Salary talks are never easy. You want to get paid what you’re worth without pricing yourself out of a job. But when a company advertises that pay is negotiable, it can make the process a bit harder. Know that they do have a number in mind — or at least a range of what they’re willing to offer — and you can get an idea of what it is by doing a little research, recognizing your skills in relation to the job and putting off the topic of pay until the very end of the process.
When it comes to negotiating salary, the more information you have, the better your chances are for securing what you’re worth. Take enough time to do your homework before talking pay — or even accepting the interview, for that matter. Find out how much the role averages for your industry, region, educational background and level of experience. The Internet is a wealth of information, but go one step further and contact professional associations and other individuals in similar roles to get a feel for what the market can handle at this time.

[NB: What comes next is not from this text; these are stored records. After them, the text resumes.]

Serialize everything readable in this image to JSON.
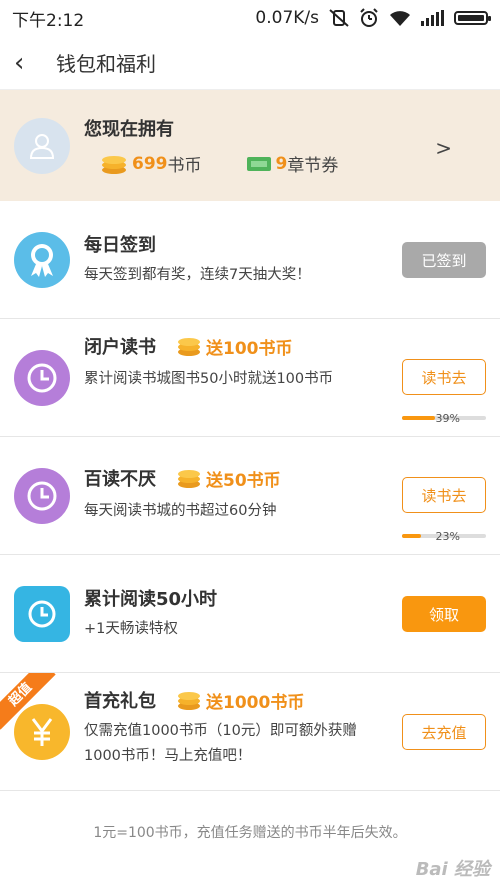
{
  "status_bar": {
    "time": "下午2:12",
    "speed": "0.07K/s"
  },
  "nav": {
    "title": "钱包和福利"
  },
  "wallet": {
    "title": "您现在拥有",
    "coins_value": "699",
    "coins_unit": "书币",
    "vouchers_value": "9",
    "vouchers_unit": "章节券",
    "arrow": ">"
  },
  "tasks": [
    {
      "title": "每日签到",
      "desc": "每天签到都有奖，连续7天抽大奖！",
      "button": "已签到"
    },
    {
      "title": "闭户读书",
      "reward": "送100书币",
      "desc": "累计阅读书城图书50小时就送100书币",
      "button": "读书去",
      "progress": 0.39,
      "progress_label": "39%"
    },
    {
      "title": "百读不厌",
      "reward": "送50书币",
      "desc": "每天阅读书城的书超过60分钟",
      "button": "读书去",
      "progress": 0.23,
      "progress_label": "23%"
    },
    {
      "title": "累计阅读50小时",
      "desc": "+1天畅读特权",
      "button": "领取"
    },
    {
      "title": "首充礼包",
      "reward": "送1000书币",
      "desc": "仅需充值1000书币（10元）即可额外获赠1000书币！马上充值吧！",
      "button": "去充值",
      "badge": "超值"
    }
  ],
  "footer": {
    "note": "1元=100书币，充值任务赠送的书币半年后失效。"
  },
  "watermark": "Bai 经验",
  "colors": {
    "accent": "#f0901a",
    "wallet_bg": "#f5ebde",
    "purple": "#b57ed9",
    "blue": "#5bbde8",
    "teal": "#35b5e3",
    "gold": "#f8b72c"
  },
  "icons": {
    "coin": "coin-stack-icon",
    "voucher": "voucher-ticket-icon",
    "medal": "medal-icon",
    "clock": "clock-icon",
    "yen": "yen-icon"
  }
}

In addition to understanding current industry trends, recognize what you bring to the bargaining table. Compare your skill set, experience and accomplishments to the job description to help determine your worth. If you offer everything an employer is looking for in a candidate, you’re obviously worth more to that company, and your compensation should reflect this — when it’s time to discuss salary, you should feel comfortable aiming high. But any gaps in skills means an employer must train you, and your compensation package won’t necessarily merit the upper range of the pay scale.
Negotiating a “negotiable” salary prior to an offer is just putting the cart before the horse. You have no leverage during the preliminary stages of an interview process to really ask for your ideal salary, so it’s best to avoid the topic altogether. You want an employer to see you as the only candidate for the job, and salary talks can cloud his perception. Use this time to gather information about duties, expectations and responsibilities of a job to get a clearer picture of what it’s worth to you. On the occasion that a potential employer does ask, assure him, “You’re confident that the two of you can agree on a mutually beneficial compensation package.” If he presses for a number, give a range. An exact figure from you can be seen as a ceiling, and the employer is likely to counter with a lower offer.
If you’ve done your research and compared what you bring to the table to what the company is looking for, you have an idea of whether an offer is low or not. If you decide to counter, be reasonable with your request. Remember, more goes into a compensation package than just base pay. You must account for bonuses, benefits, vacation, insurance and other perks that come with the job. A 10-percent counter offer may be all that’s necessary to bring the compensation in line with what you deserve.
Based in Minneapolis, Minn., Dana Severson has been writing marketing materials for small-to-mid-sized businesses since 2005. Prior to this, Severson worked as a manager of business development for a marketing company, developing targeted marketing campaigns for Big G, Betty Crocker and Pillsbury, among others.